Fun was in the air at Fairview kite fest

March 28, 2004|by RICHARD BELISLE

waynesboro@herald-mail.com

CLEAR SPRING - Sheehan Clipp's Spider-Man kite hangs on the wall of his bedroom, testimony to his winning the kite-flying contest last year at the first Fairview Outdoor Education Center Kite Festival.

Sheehan, 7, (his name means Little Peacemaker in Native American) came back this year with a kite emblazoned with a New Age cartoon character, but there was no contest this year.

Organizers decided to do away with the competition this year and have a fun day, said Ed Hazlett, the center's head teacher.

Advertisement

Sheehan and his little sister, Serenity, 5, were doing just that, along with other children and parents who turned out for Saturday's event.

For 50 cents, youngsters were given a plastic trash bag, some string, masking tape and markers to make and decorate their own kites.

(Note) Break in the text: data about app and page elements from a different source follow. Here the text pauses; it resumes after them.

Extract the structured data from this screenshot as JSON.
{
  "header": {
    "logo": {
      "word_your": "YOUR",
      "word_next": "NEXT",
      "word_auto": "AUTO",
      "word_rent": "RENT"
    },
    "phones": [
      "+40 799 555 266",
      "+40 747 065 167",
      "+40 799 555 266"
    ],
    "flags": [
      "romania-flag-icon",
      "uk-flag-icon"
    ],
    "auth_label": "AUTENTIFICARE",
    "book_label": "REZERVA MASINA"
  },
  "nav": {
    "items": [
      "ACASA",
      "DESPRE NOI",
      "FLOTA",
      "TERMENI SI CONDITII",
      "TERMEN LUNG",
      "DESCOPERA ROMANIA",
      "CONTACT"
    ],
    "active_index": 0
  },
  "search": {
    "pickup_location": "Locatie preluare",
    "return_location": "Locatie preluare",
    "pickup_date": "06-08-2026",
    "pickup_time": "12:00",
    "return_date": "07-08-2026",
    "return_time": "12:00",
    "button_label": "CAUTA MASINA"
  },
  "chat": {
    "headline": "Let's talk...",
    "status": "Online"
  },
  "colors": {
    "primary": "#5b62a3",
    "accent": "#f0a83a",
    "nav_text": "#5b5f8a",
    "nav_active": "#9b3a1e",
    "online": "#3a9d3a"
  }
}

They were small, but light enough to catch whatever breeze came by, providing their little pilots could run fast enough.

Donna Mittag, 11, of Smithsburg, made her own kite and decorated it with her favorite images - soccer, a face and a flower.

About the only thing that wasn't cooperating was the wind, although it occasionally accommodated the fliers with a few strong gusts, especially those who walked up a small hill to take advantage of what little wind was breezing through.

"Last year, Sheehan had 400 feet of line out on his kite," said his mother, Amy Clipp. "It looked like a little speck."

"Help him," she cried to her husband as Sheehan's kite dove for an apple tree. "He'll end up in that tree."

"Well, it happens sometimes," her husband said as he tried unsuccessfully to avoid the disaster.

Hazlett said the kite-flying event is a way to bring attention to Washington County Public Schools' 100-acre environmental studies center.

"We're trying to hold different community events to make people more aware that this is here," he said.

Last month, the center held a maple syrup festival, where trees were tapped and sap boiled down to make maple syrup, Hazlett said.

Next month, the center will celebrate its 25th anniversary with a series of events, he said.

The Herald-Mail Articles
|
|
|